Poker is a game of chance, but it also requires some skill and psychology. It’s been known to improve concentration, and it can also be used as a tool for social interaction. In fact, many top investors on Wall Street play poker. This is because it helps to train the mind to concentrate on a problem and solve it. The game can be played against the computer or against other players. Whether playing at home or in the casino, it’s important to choose the right environment for the game.
The game begins with players placing their antes in the pot. Then the dealer deals each player five cards face-down. Then a round of betting takes place. After the betting is over, each player shows their hand. The player with the highest ranked hand wins the pot. If there is a tie, the dealer wins the pot.

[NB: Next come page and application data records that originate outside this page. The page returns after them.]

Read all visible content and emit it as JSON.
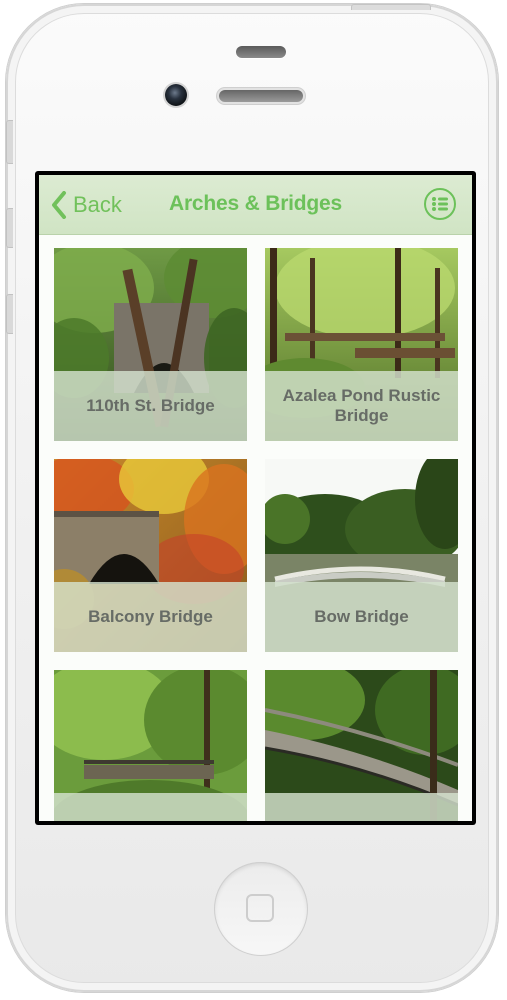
{
  "navbar": {
    "back_label": "Back",
    "title": "Arches & Bridges"
  },
  "tiles": [
    {
      "label": "110th St. Bridge"
    },
    {
      "label": "Azalea Pond Rustic Bridge"
    },
    {
      "label": "Balcony Bridge"
    },
    {
      "label": "Bow Bridge"
    },
    {
      "label": ""
    },
    {
      "label": ""
    }
  ],
  "colors": {
    "accent": "#6cc15a",
    "navbar": "#d4e7c8",
    "tile_overlay": "#d4e2ce",
    "tile_label": "#676c66"
  },
  "icons": {
    "back": "chevron-left-icon",
    "menu": "list-icon"
  }
}
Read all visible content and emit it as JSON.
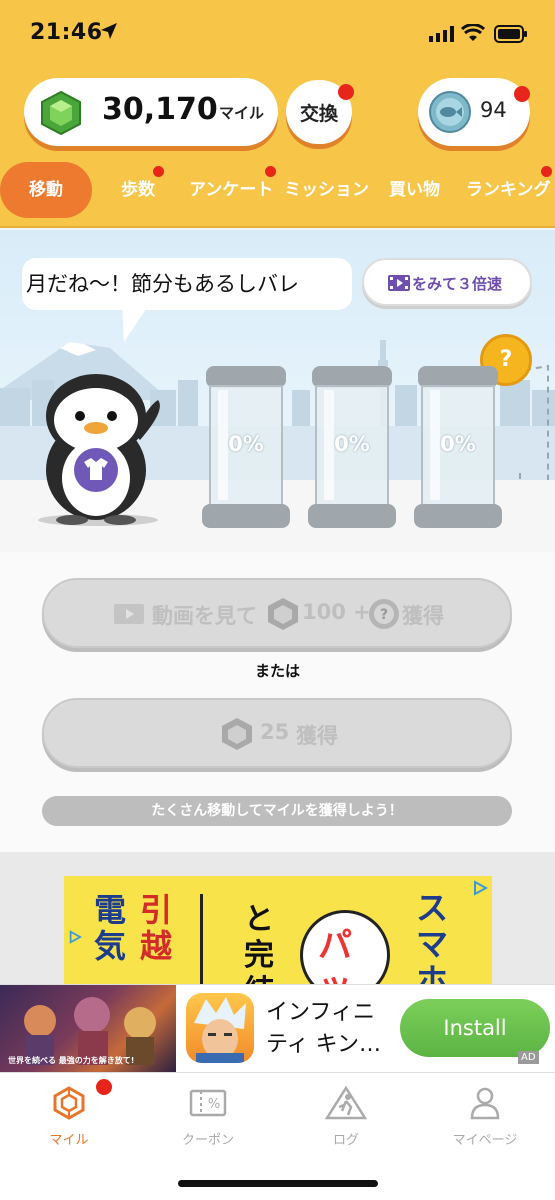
{
  "status_bar": {
    "time": "21:46"
  },
  "header": {
    "miles_value": "30,170",
    "miles_unit": "マイル",
    "exchange_label": "交換",
    "fish_count": "94"
  },
  "tabs": [
    {
      "label": "移動"
    },
    {
      "label": "歩数"
    },
    {
      "label": "アンケート"
    },
    {
      "label": "ミッション"
    },
    {
      "label": "買い物"
    },
    {
      "label": "ランキング"
    }
  ],
  "scene": {
    "speech_text": "月だね〜！節分もあるしバレ",
    "video_boost_label": "をみて３倍速",
    "help_label": "?",
    "jars": [
      {
        "percent": "0%"
      },
      {
        "percent": "0%"
      },
      {
        "percent": "0%"
      }
    ]
  },
  "actions": {
    "video_button": {
      "prefix": "動画を見て",
      "amount": "100 +",
      "suffix": "獲得"
    },
    "or_label": "または",
    "earn_button": {
      "amount": "25",
      "suffix": "獲得"
    },
    "hint": "たくさん移動してマイルを獲得しよう！"
  },
  "ad": {
    "banner_col1": "電気",
    "banner_col2": "引越",
    "banner_col3": "と完結",
    "banner_col4": "パッ",
    "banner_col5": "スマホ",
    "game_caption": "世界を続べる 最強の力を解き放て!",
    "app_name": "インフィニティ キン…",
    "install_label": "Install",
    "ad_badge": "AD"
  },
  "bottom_nav": [
    {
      "label": "マイル",
      "icon": "gem-outline-icon"
    },
    {
      "label": "クーポン",
      "icon": "coupon-icon"
    },
    {
      "label": "ログ",
      "icon": "walk-log-icon"
    },
    {
      "label": "マイページ",
      "icon": "person-icon"
    }
  ],
  "colors": {
    "header_bg": "#f7c548",
    "accent_orange": "#ee7a30",
    "badge_red": "#e8251b",
    "boost_purple": "#6e4fb0",
    "install_green": "#5cb443"
  }
}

One of the most important aspects of the game is learning how to read other players. This is done through paying attention to their betting patterns and studying their body language. You can also learn a lot by reading books on poker strategy. However, it’s best to develop a personalized poker strategy based on your own experience and results.
Another important aspect of the game is overcoming emotional obstacles. This is because poker can be a roller coaster ride of emotions – stress, excitement and anxiety to name a few. It’s important to learn how to control your emotions because if you let them out of control, they could lead to negative consequences. Poker is a great way to practice this in a pressure-filled environment, and it’s something that can easily be transferred to everyday life.
As with any game, it’s important to understand the rules of poker before you start playing. There are some basic rules that every player must know, such as knowing what hands beat others. For example, a flush is made up of five consecutive cards of the same suit. A straight is made up of five cards that are in order but different suits. Three of a kind is made up of three cards of the same rank and two unmatched cards. And two pair is made up of two cards of the same rank and two other unmatched cards.
A good poker strategy includes understanding your opponents and exploiting their tendencies. For example, if you see that your opponent is calling all the time it’s likely they are holding a crappy hand. Similarly, if you notice that your opponent folds most of the time then they are probably holding a pretty strong hand.
You can also improve your poker skills by practicing on the felt with a friend or even an online trainer. This will help you learn the game and make it easier for you to pick up new tips quickly. To get the most out of a training session, try to follow each tip closely and study the hands off the felt as well as on-the-felt.